■ Task prompt: Please copy the data exactly as it stands, minus the images.

■ Material supplied:
+ + + +

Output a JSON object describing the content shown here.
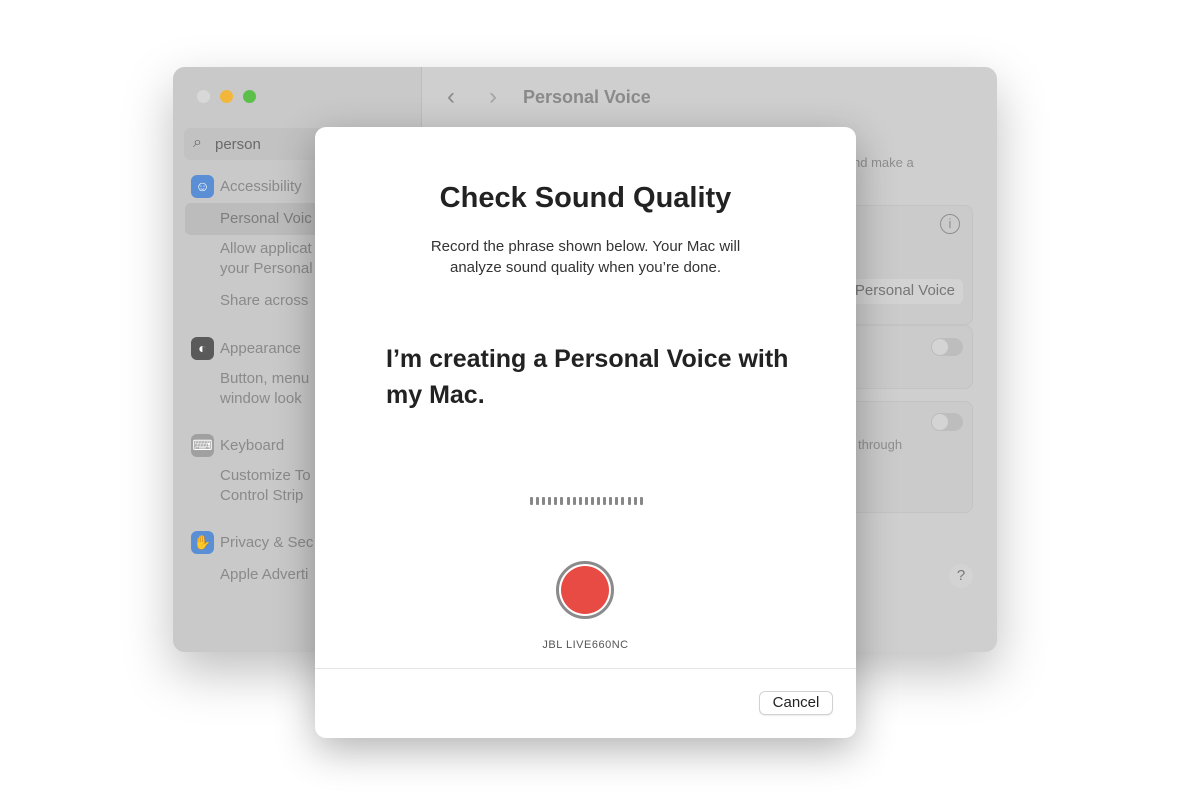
{
  "window": {
    "search": {
      "value": "person",
      "icon": "search-icon"
    },
    "sidebar": {
      "sections": [
        {
          "title": "Accessibility",
          "icon": "accessibility-icon",
          "color": "#5a8fd6",
          "items": [
            "Personal Voice",
            "Allow applications to request to use your Personal Voice",
            "Share across devices"
          ]
        },
        {
          "title": "Appearance",
          "icon": "appearance-icon",
          "color": "#5a5a5a",
          "items": [
            "Button, menu, and window look"
          ]
        },
        {
          "title": "Keyboard",
          "icon": "keyboard-icon",
          "color": "#9a9a9a",
          "items": [
            "Customize Touch Bar and Control Strip"
          ]
        },
        {
          "title": "Privacy & Security",
          "icon": "hand-icon",
          "color": "#5a8fd6",
          "items": [
            "Apple Advertising"
          ]
        }
      ],
      "visible": {
        "acc": "Accessibility",
        "pv": "Personal Voic",
        "allow1": "Allow applicat",
        "allow2": "your Personal",
        "share": "Share across",
        "app": "Appearance",
        "app1": "Button, menu",
        "app2": "window look",
        "kb": "Keyboard",
        "kb1": "Customize To",
        "kb2": "Control Strip",
        "priv": "Privacy & Sec",
        "priv1": "Apple Adverti"
      }
    },
    "header": {
      "title": "Personal Voice",
      "back": "‹",
      "forward": "›"
    },
    "main": {
      "desc_fragment": "nd make a",
      "button_fragment": "Personal Voice",
      "through_fragment": "through",
      "info": "i",
      "help": "?"
    }
  },
  "dialog": {
    "title": "Check Sound Quality",
    "subtitle_line1": "Record the phrase shown below. Your Mac will",
    "subtitle_line2": "analyze sound quality when you’re done.",
    "phrase": "I’m creating a Personal Voice with my Mac.",
    "level_bars": 19,
    "record_color": "#e84a44",
    "device": "JBL LIVE660NC",
    "cancel": "Cancel"
  }
}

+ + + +

■ Solution for this task:
Output a JSON object describing the content shown here.
{
  "window": {
    "search": {
      "value": "person",
      "icon": "search-icon"
    },
    "sidebar": {
      "sections": [
        {
          "title": "Accessibility",
          "icon": "accessibility-icon",
          "color": "#5a8fd6",
          "items": [
            "Personal Voice",
            "Allow applications to request to use your Personal Voice",
            "Share across devices"
          ]
        },
        {
          "title": "Appearance",
          "icon": "appearance-icon",
          "color": "#5a5a5a",
          "items": [
            "Button, menu, and window look"
          ]
        },
        {
          "title": "Keyboard",
          "icon": "keyboard-icon",
          "color": "#9a9a9a",
          "items": [
            "Customize Touch Bar and Control Strip"
          ]
        },
        {
          "title": "Privacy & Security",
          "icon": "hand-icon",
          "color": "#5a8fd6",
          "items": [
            "Apple Advertising"
          ]
        }
      ],
      "visible": {
        "acc": "Accessibility",
        "pv": "Personal Voic",
        "allow1": "Allow applicat",
        "allow2": "your Personal",
        "share": "Share across",
        "app": "Appearance",
        "app1": "Button, menu",
        "app2": "window look",
        "kb": "Keyboard",
        "kb1": "Customize To",
        "kb2": "Control Strip",
        "priv": "Privacy & Sec",
        "priv1": "Apple Adverti"
      }
    },
    "header": {
      "title": "Personal Voice",
      "back": "‹",
      "forward": "›"
    },
    "main": {
      "desc_fragment": "nd make a",
      "button_fragment": "Personal Voice",
      "through_fragment": "through",
      "info": "i",
      "help": "?"
    }
  },
  "dialog": {
    "title": "Check Sound Quality",
    "subtitle_line1": "Record the phrase shown below. Your Mac will",
    "subtitle_line2": "analyze sound quality when you’re done.",
    "phrase": "I’m creating a Personal Voice with my Mac.",
    "level_bars": 19,
    "record_color": "#e84a44",
    "device": "JBL LIVE660NC",
    "cancel": "Cancel"
  }
}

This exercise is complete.